"Who are you?" That question may be asking for the most basic information possible, or it could be requesting a much deeper response that can only be answered by an entire lifetime.
A lot depends on the context. The question is different when asked during a social event or at a doctor's office. When you appear at a school to pick up a child, there's a protective, legal reason for the question. If you are found walking the halls at the White House without a name tag, blocking traffic by holding up a sign in a busy intersection, or walking uninvited to the pulpit during Sunday Mass at the cathedral, it has other implications. In the latter cases, the question could well be stated as, "Just who do you think you are?" The tone implied in the last one is quite possibly the way the priests and Levites were talking to John.
Today's Gospel tells us that religious leaders from Jerusalem (think the Vatican's Congregation for the Doctrine of the Faith) went to find John the Baptist and asked, "Who are you?"
What on earth made John begin the dialogue by saying, "I am not the Christ"? It seems that John had only one thing on his mind. He was so focused on the coming of the Messiah that the first thing he thought of saying was not "I am the son of Zachariah," or "I'm a preacher," or "I'm a guy with an unusual diet and odd taste in clothes." No, John simply said, "I am not the Christ."
The ensuing interrogation makes it sound as if the officials thought they might be talking to a nut case. Picture them glancing at one another, subtly signaling who should ask the next question. One raises his eyebrows and asks, "So, then, are you Elijah? You know, the prophet who flew out of the world in a fiery chariot?"
When John says, "No, I am not," the next inquirer, trying for all the world to look as if he's taking the question seriously himself, says, "Are you Moses, the Prophet?"
NCR is seeking an Executive Editor to oversee the editorial process and content of all products. Learn more
John's quick "No" seems to have aimed at telling them to stop the games. So, they get serious: "Important people in Jerusalem have sent us to ask this. What should we tell them?"
We can almost picture John thinking, "Well, this is my chance. I'll tell them something they have to ponder and perhaps it will get through to them." So, he quotes Isaiah, "I am the voice crying out, 'Prepare the way for the Lord!' "

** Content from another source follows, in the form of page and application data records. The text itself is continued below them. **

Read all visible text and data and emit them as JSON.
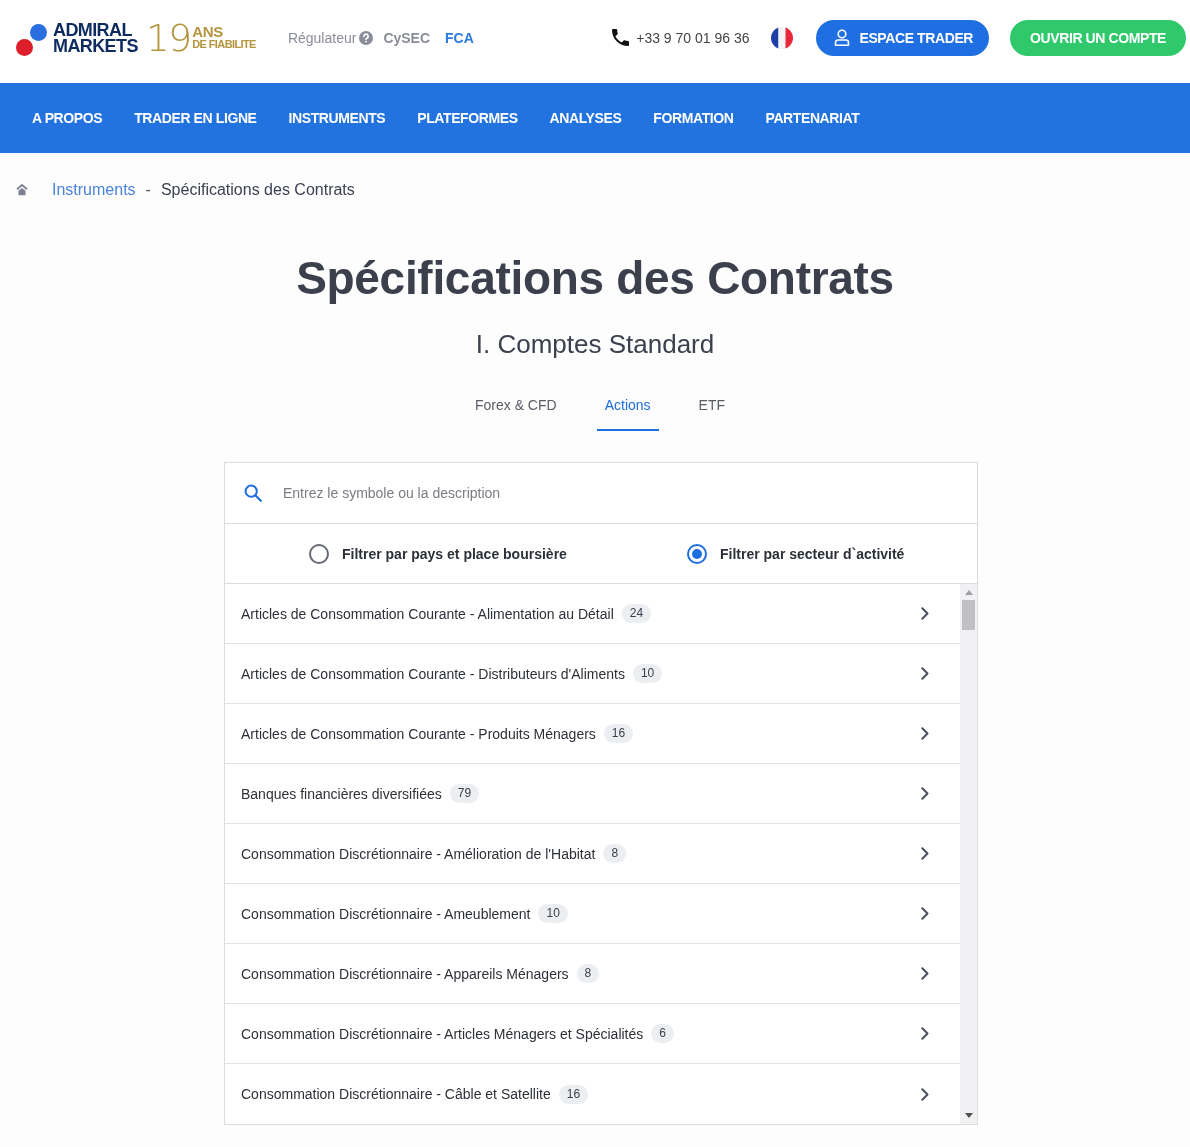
{
  "header": {
    "logo": {
      "brand": [
        "ADMIRAL",
        "MARKETS"
      ],
      "years": "19",
      "tagline": [
        "ANS",
        "DE FIABILITE"
      ]
    },
    "regulator": {
      "label": "Régulateur",
      "items": [
        {
          "label": "CySEC",
          "selected": false
        },
        {
          "label": "FCA",
          "selected": true
        }
      ]
    },
    "phone": "+33 9 70 01 96 36",
    "buttons": [
      {
        "label": "ESPACE TRADER",
        "kind": "primary"
      },
      {
        "label": "OUVRIR UN COMPTE",
        "kind": "success"
      }
    ]
  },
  "nav": {
    "items": [
      "A PROPOS",
      "TRADER EN LIGNE",
      "INSTRUMENTS",
      "PLATEFORMES",
      "ANALYSES",
      "FORMATION",
      "PARTENARIAT"
    ]
  },
  "breadcrumb": [
    {
      "label": "Instruments",
      "kind": "link"
    },
    {
      "label": "-",
      "kind": "separator"
    },
    {
      "label": "Spécifications des Contrats",
      "kind": "current"
    }
  ],
  "page": {
    "title": "Spécifications des Contrats",
    "subtitle": "I. Comptes Standard"
  },
  "tabs": [
    {
      "label": "Forex & CFD",
      "selected": false
    },
    {
      "label": "Actions",
      "selected": true
    },
    {
      "label": "ETF",
      "selected": false
    }
  ],
  "search": {
    "placeholder": "Entrez le symbole ou la description"
  },
  "filters": [
    {
      "label": "Filtrer par pays et place boursière",
      "selected": false
    },
    {
      "label": "Filtrer par secteur d`activité",
      "selected": true
    }
  ],
  "sectors": [
    {
      "name": "Articles de Consommation Courante - Alimentation au Détail",
      "count": "24"
    },
    {
      "name": "Articles de Consommation Courante - Distributeurs d'Aliments",
      "count": "10"
    },
    {
      "name": "Articles de Consommation Courante - Produits Ménagers",
      "count": "16"
    },
    {
      "name": "Banques financières diversifiées",
      "count": "79"
    },
    {
      "name": "Consommation Discrétionnaire - Amélioration de l'Habitat",
      "count": "8"
    },
    {
      "name": "Consommation Discrétionnaire - Ameublement",
      "count": "10"
    },
    {
      "name": "Consommation Discrétionnaire - Appareils Ménagers",
      "count": "8"
    },
    {
      "name": "Consommation Discrétionnaire - Articles Ménagers et Spécialités",
      "count": "6"
    },
    {
      "name": "Consommation Discrétionnaire - Câble et Satellite",
      "count": "16"
    }
  ]
}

John's interrogators refused to take the bait. John was ready to involve them in a discussion of what God was doing in their midst. Instead, they brought the question back to his identity and qualifications as a person preaching hope and change. "If you aren't the Messiah or Elijah or Moses, why are you riling up the people?"
John met them at their level. If they weren't going to let their spiritual curiosity be piqued beyond suspicion of him, all he could say is, "You've not seen anything yet!"
This interaction implies that John had nothing to say about himself that did not relate to the coming Christ. From what we hear in the rest of the Gospels, that's a pretty accurate thumbnail portrait of this Advent prophet. He knew who he was as someone permeated by grace, impelled by the Spirit of God.
This third Sunday of Advent presents us with lots of possibilities for our pondering. On one hand, we might hear these readings as an invitation to introspection. They invite us to take the time to ask our ourselves when and how God's Spirit has welled up in us, confirming our faith and moving us to say yes to God, the future and the vocation we have received as Christians.
Getting in touch with our own sense of call is an important form of prayer as it both reminds us of past moments of grace and attunes us to those to come.
Today's readings also offer us criteria for discernment about the messages we hear in our world today. John awoke something in his people, and the religious leaders were concerned about it. We are surrounded by attention-getting calls to think and do, to buy or believe different messages. How do we discern?
Today's readings offer at least three criteria for knowing what is of God — in ourselves and others. Isaiah tells us that God's Spirit consistently moves on behalf of people who are left behind, the poor, the brokenhearted and the immobilized. Paul tells us that one essential mark of true believers is the joy that comes from knowing how good God is. John's testimony tells us that those moved by God always point beyond themselves.
The question we are left with from today's readings is, "How does your care for others, your joy and your awareness of God tell others who you are?"
[Mary M. McGlone, a Sister of St. Joseph of Carondelet, is writing the history of the St. Joseph sisters in the U.S.]
Editor's note: This Sunday scripture commentary appears in full in NCR's sister publication Celebration, a worship and homiletic resource. Request a sample issue at CelebrationPublications.org.